Image-based prescribing

Image-based prescriptions are only valid for dispensing at public health organisations. 

An image-based prescription is an image (photo or scan) of a hand-written and signed paper prescription or a computer-generated (via prescribing software), printed and hand-signed prescription. The original physical paper prescription does not need to be sent to the pharmacist.

The steps for image-based prescribing are : 

  • Medical practitioner or nurse practitioner creates and hand-signs a paper prescription
  • Medical practitioner or nurse practitioner sends a copy of the prescription (photo or scanned image) directly to the public health organisation pharmacy by fax or email
  • The image can only be created by the prescriber and dispensed by the hospital pharmacy. It cannot be sent to the patient or any other third party
  • The image cannot be sent by text/SMS or via an App or a website
  • Pharmacist must print the image and retain it and any repeats for two years
  • Any repeats can be dispensed only from the same public hospital pharmacy.

See also Hospitals.

Supply of medicines on a telephone, fax, or email order

  • The prescriber may send a direction for the pharmacist to dispense any medicine (including Schedule 8 and Schedule 4 Appendix D) by telephone (verbally and not via text/SMS), fax, or email which is followed by a paper-based prescription dispatched (via mail or hand deliver) to the pharmacist within 24 hours.
  • The prescriber must include words on the prescription that a direction was provided by telephone, fax, or email to dispense the medicine.
  • The pharmacist must notify the NSW Ministry of Health at if the paper-based prescription is not received at the pharmacy within 7 days.

Continued dispensing

Continued dispensing is a Commonwealth initiative that allows the supply of certain eligible PBS and RPBS medicines when a patient cannot obtain a prescription and there is an immediate need for the medicine. Pharmacists are able to supply a single PBS quantity of a Schedule 4 medicine specified in Schedule 1 of the National Health (Continued Dispensing) Determination 2022​​.​​​
The criteria which must be met for Continued Dispensing are detailed in the Department of Human Services Education guide - Continued Dispensing Initiative - PBS requirements​.

Emergency 7 day supply by pharmacist

Under clause 45 of the Regulation a pharmacist can supply up to 7 days treatment or the smallest standard pack of a liquid, inhaler, cream, or ointment of a prescription medicine (other than Schedule 4 Appendix D and Schedule 8 medicines), without a prescription, for essential treatment, to a patient who has previously been prescribed the medicine, there is an immediate need for continuation of treatment and it is not practicable for the patient to obtain a prescription.

Examples of illegal forms of prescriptions

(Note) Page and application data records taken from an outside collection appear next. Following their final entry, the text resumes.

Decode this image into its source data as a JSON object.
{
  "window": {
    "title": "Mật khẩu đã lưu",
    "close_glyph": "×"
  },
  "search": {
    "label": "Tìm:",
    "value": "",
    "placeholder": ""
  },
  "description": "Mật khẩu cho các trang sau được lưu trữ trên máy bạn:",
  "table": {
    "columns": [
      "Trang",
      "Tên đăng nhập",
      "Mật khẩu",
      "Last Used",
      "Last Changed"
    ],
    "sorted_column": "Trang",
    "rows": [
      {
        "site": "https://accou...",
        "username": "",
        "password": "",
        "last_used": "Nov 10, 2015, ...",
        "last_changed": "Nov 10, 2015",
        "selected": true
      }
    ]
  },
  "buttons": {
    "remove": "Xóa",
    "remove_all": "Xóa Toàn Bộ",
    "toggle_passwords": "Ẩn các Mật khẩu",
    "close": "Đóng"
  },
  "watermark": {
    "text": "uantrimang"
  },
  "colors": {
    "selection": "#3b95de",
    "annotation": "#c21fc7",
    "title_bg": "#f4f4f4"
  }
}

  • Prescriptions on forms pre-populated by someone other than the prescriber (e.g. pharmacy, 'prescription broker', clerical assistant, patient).
    (In public hospitals patient details may be on a pre-printed sticker other than for Schedule 8 medicines).
  • Prescriptions sent through companies, websites or apps other than electronic prescriptions using conformant systems with Conformance IDs.
  • An image of a prescription provided to a patient.
  • An image provided to a pharmacy by anyone other than the prescriber.
  • Paper prescriptions with digital signatures.
  • Electronic or image-based veterinary prescriptions.

Other illegal/unprofessional scenarios

  • Prescriptions requested by the patient in response to websites offering to arrange a supply of Schedule 4 medicines (e.g. contraceptives/infertility treatments). This is contrary to Medical Board standards and telehealth principles (and Medicare rules). See, for example, Telehealth guidance for practitioners.
  • The decision whether to prescribe a Schedule 4 medicine for a patient and the choice of which medicine, form, strength and quantity, must be made by the prescriber, not governed by patient request or brokered by a third party such as a pharmacy, medicine sponsor or others who receive financial benefit from the prescribing of the medicine.

Current as at: Wednesday 10 January 2024
Contact page owner: Pharmaceutical Services